If a support (black triangle) is placed below the linear weight distribution at Mw, the distribution is in balance. Any displacement of the support from Mw results in an imbalance.
Origin of the Effect of Setting of Baseline and Integration Limits on Mn and Mw
The descriptive meaning of Mn given above helps us to understand the effect of setting baseline and integration limits in GPC/SEC on Mn.

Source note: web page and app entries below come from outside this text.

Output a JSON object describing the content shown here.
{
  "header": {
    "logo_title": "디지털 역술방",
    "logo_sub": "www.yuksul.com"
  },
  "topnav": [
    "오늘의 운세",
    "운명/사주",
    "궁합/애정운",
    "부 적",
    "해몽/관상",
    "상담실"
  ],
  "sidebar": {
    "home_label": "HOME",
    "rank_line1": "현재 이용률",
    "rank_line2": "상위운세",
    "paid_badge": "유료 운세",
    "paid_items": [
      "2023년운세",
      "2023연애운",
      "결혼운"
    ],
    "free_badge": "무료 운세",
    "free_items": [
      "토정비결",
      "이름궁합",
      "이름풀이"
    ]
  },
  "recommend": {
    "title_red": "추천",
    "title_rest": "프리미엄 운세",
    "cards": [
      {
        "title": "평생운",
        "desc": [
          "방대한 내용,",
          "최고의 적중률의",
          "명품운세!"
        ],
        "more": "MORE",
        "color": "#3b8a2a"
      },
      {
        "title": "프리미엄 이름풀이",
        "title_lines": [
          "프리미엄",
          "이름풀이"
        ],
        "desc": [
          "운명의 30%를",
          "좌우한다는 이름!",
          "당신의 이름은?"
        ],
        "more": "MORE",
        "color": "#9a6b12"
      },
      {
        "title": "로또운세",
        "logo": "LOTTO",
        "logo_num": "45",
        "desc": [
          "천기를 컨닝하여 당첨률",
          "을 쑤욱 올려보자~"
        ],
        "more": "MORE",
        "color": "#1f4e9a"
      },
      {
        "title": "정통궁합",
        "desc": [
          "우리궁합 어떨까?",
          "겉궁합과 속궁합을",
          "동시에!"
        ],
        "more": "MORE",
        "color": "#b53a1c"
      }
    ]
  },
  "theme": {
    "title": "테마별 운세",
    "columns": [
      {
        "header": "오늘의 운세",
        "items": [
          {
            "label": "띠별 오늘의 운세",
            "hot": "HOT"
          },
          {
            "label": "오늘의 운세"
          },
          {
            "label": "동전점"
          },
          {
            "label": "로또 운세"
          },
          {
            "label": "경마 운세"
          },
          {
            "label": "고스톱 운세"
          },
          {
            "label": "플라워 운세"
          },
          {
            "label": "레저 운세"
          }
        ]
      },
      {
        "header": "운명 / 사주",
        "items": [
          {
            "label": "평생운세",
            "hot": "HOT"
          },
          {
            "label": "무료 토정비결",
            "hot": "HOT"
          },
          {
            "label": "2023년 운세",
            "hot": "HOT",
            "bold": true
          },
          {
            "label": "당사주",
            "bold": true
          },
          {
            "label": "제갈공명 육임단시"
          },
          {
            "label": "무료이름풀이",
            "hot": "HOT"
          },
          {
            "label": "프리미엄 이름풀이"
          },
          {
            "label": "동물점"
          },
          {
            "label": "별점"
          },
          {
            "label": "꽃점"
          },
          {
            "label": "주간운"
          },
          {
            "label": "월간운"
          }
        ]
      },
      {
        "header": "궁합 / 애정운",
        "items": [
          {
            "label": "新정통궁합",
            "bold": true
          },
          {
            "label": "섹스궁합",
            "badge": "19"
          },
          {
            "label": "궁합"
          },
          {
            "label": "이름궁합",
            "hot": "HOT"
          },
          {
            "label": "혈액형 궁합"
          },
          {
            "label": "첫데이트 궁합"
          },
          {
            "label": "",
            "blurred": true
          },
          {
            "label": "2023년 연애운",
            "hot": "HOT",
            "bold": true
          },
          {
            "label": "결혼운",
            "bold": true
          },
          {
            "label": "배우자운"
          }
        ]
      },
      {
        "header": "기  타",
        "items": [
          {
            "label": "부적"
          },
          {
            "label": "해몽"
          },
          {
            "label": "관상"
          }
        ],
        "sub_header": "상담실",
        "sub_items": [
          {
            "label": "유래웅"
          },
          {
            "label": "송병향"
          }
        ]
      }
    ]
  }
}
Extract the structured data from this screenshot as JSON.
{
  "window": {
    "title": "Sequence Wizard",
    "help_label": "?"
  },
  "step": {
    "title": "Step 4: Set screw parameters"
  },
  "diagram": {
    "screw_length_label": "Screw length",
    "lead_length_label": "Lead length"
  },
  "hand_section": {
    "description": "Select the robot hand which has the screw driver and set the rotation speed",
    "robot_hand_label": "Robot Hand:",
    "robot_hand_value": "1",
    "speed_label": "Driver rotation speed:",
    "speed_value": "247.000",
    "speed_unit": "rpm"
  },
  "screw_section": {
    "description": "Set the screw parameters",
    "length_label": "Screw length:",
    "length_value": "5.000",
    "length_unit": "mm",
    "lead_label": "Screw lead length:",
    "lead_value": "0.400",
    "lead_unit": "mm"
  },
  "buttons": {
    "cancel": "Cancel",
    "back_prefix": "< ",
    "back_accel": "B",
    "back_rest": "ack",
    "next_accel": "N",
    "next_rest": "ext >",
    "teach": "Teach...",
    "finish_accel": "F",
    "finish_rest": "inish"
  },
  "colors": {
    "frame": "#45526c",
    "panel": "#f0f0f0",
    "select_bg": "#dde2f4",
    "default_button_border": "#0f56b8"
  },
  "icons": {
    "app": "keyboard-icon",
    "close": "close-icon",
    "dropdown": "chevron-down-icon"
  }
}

The chromatogram in Figure 2 shows a small peak at high elution volume. Although this peak contributes by less than 1% of the total peak area, its inclusion or exclusion significantly alters the number average molar mass—from 22200 g/mol when including the peak to 24100 g/mol when the peak is excluded. The weight average molar mass remains nearly unaffected (36100 g/mol vs. 36000 g/mol). Knowing that determination of number average molar mass is based on the total weight of the sample in relation to the number of molecules within the sample, and keeping in mind that the total area under the curve is proportional to the total mass of the sample, which varies by less than 1%, the origin of the variation in number average molar mass must be due to the presence of a significantly higher number of polymer chains when including the small peak. Figure 3 shows a comparison of the corresponding weight distribution (the weight fraction of molecules of a given molar mass) and the number or frequency distribution (the molar fraction of molecules of a given molar mass). While the small peak contributes to less than 1% of the total sample weight, it contains nearly 8% of all polymer molecules. Excluding this peak will therefore substantially alter the number average molar mass. The settings of baseline and integration limits, particularly at high GPC/SEC elution volumes, is therefore of great importance to help achieve reliable number average molar masses.
Similarly, a small peak of very high molar mass species, for example, from aggregates, will move the weight average up substantially to higher values. In the example shown in Figure 4, the weight average molar mass corresponding to the complete chromatogram is 102000 g/mol. Ignoring the small peak at low elution volume—which accounts for only 3% of the total mass—results in a weight average molar mass of 68200 g/mol. This large difference is because the weight fraction of the high molar mass species though low is multiplied with its distance from the centre of gravity (Mw).
Wolfgang Radke studied polymer chemistry in Mainz, Germany, and Amherst, Massachusetts, USA, and is head of the application development department at PSS—now a part of Agilent. He is also responsible for instrument evaluation and for customized trainings.